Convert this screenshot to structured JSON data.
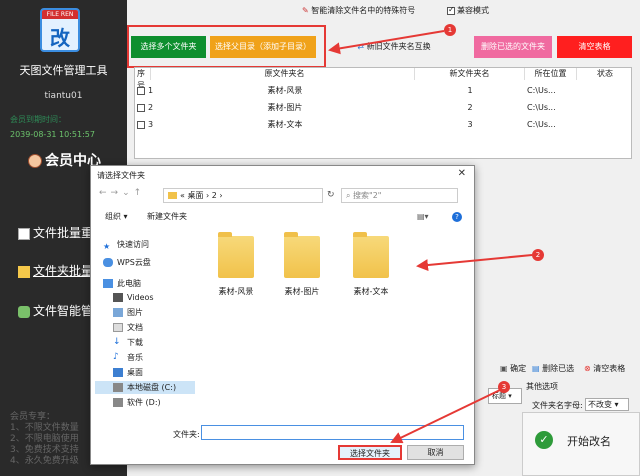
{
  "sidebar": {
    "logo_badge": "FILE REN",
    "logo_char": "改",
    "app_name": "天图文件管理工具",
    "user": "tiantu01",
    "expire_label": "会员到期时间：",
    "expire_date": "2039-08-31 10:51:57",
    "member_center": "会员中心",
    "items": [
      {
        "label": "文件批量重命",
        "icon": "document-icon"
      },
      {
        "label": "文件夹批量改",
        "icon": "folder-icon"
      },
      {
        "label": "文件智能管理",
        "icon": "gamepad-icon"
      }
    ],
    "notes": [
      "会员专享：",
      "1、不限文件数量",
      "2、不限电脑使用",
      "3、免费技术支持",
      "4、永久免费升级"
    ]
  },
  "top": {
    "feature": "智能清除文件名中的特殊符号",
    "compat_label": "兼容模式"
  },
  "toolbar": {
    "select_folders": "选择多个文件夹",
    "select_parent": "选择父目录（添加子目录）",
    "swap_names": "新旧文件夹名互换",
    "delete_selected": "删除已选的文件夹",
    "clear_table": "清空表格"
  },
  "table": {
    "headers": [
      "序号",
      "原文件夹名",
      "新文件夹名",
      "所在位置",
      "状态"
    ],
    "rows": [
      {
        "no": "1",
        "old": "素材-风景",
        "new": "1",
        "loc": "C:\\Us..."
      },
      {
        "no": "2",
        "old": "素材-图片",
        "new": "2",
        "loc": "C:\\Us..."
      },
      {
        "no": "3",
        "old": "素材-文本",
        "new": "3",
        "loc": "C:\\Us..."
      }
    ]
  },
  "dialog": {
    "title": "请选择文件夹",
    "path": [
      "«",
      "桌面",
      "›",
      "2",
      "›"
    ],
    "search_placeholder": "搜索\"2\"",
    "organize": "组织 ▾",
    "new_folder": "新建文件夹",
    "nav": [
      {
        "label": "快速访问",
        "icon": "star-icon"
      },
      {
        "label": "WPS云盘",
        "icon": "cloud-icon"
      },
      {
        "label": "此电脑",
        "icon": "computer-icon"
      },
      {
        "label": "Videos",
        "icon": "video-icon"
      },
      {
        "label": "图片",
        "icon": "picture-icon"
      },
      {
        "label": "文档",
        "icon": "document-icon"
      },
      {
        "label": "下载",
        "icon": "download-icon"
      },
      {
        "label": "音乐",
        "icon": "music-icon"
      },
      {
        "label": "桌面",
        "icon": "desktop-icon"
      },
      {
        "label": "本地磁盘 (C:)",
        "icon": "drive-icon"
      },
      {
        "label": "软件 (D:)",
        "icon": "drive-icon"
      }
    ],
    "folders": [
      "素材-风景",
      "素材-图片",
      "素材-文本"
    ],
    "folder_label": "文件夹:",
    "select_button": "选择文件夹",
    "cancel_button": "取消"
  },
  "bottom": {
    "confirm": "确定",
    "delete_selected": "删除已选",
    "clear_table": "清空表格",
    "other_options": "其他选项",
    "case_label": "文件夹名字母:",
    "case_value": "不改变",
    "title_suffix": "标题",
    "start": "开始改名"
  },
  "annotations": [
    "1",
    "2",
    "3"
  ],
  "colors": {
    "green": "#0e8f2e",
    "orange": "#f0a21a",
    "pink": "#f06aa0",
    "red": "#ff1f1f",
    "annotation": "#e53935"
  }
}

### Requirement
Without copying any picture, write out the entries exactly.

### Answer to this problem
Convert this screenshot to structured JSON data.
{
  "sidebar": {
    "logo_badge": "FILE REN",
    "logo_char": "改",
    "app_name": "天图文件管理工具",
    "user": "tiantu01",
    "expire_label": "会员到期时间：",
    "expire_date": "2039-08-31 10:51:57",
    "member_center": "会员中心",
    "items": [
      {
        "label": "文件批量重命",
        "icon": "document-icon"
      },
      {
        "label": "文件夹批量改",
        "icon": "folder-icon"
      },
      {
        "label": "文件智能管理",
        "icon": "gamepad-icon"
      }
    ],
    "notes": [
      "会员专享：",
      "1、不限文件数量",
      "2、不限电脑使用",
      "3、免费技术支持",
      "4、永久免费升级"
    ]
  },
  "top": {
    "feature": "智能清除文件名中的特殊符号",
    "compat_label": "兼容模式"
  },
  "toolbar": {
    "select_folders": "选择多个文件夹",
    "select_parent": "选择父目录（添加子目录）",
    "swap_names": "新旧文件夹名互换",
    "delete_selected": "删除已选的文件夹",
    "clear_table": "清空表格"
  },
  "table": {
    "headers": [
      "序号",
      "原文件夹名",
      "新文件夹名",
      "所在位置",
      "状态"
    ],
    "rows": [
      {
        "no": "1",
        "old": "素材-风景",
        "new": "1",
        "loc": "C:\\Us..."
      },
      {
        "no": "2",
        "old": "素材-图片",
        "new": "2",
        "loc": "C:\\Us..."
      },
      {
        "no": "3",
        "old": "素材-文本",
        "new": "3",
        "loc": "C:\\Us..."
      }
    ]
  },
  "dialog": {
    "title": "请选择文件夹",
    "path": [
      "«",
      "桌面",
      "›",
      "2",
      "›"
    ],
    "search_placeholder": "搜索\"2\"",
    "organize": "组织 ▾",
    "new_folder": "新建文件夹",
    "nav": [
      {
        "label": "快速访问",
        "icon": "star-icon"
      },
      {
        "label": "WPS云盘",
        "icon": "cloud-icon"
      },
      {
        "label": "此电脑",
        "icon": "computer-icon"
      },
      {
        "label": "Videos",
        "icon": "video-icon"
      },
      {
        "label": "图片",
        "icon": "picture-icon"
      },
      {
        "label": "文档",
        "icon": "document-icon"
      },
      {
        "label": "下载",
        "icon": "download-icon"
      },
      {
        "label": "音乐",
        "icon": "music-icon"
      },
      {
        "label": "桌面",
        "icon": "desktop-icon"
      },
      {
        "label": "本地磁盘 (C:)",
        "icon": "drive-icon"
      },
      {
        "label": "软件 (D:)",
        "icon": "drive-icon"
      }
    ],
    "folders": [
      "素材-风景",
      "素材-图片",
      "素材-文本"
    ],
    "folder_label": "文件夹:",
    "select_button": "选择文件夹",
    "cancel_button": "取消"
  },
  "bottom": {
    "confirm": "确定",
    "delete_selected": "删除已选",
    "clear_table": "清空表格",
    "other_options": "其他选项",
    "case_label": "文件夹名字母:",
    "case_value": "不改变",
    "title_suffix": "标题",
    "start": "开始改名"
  },
  "annotations": [
    "1",
    "2",
    "3"
  ],
  "colors": {
    "green": "#0e8f2e",
    "orange": "#f0a21a",
    "pink": "#f06aa0",
    "red": "#ff1f1f",
    "annotation": "#e53935"
  }
}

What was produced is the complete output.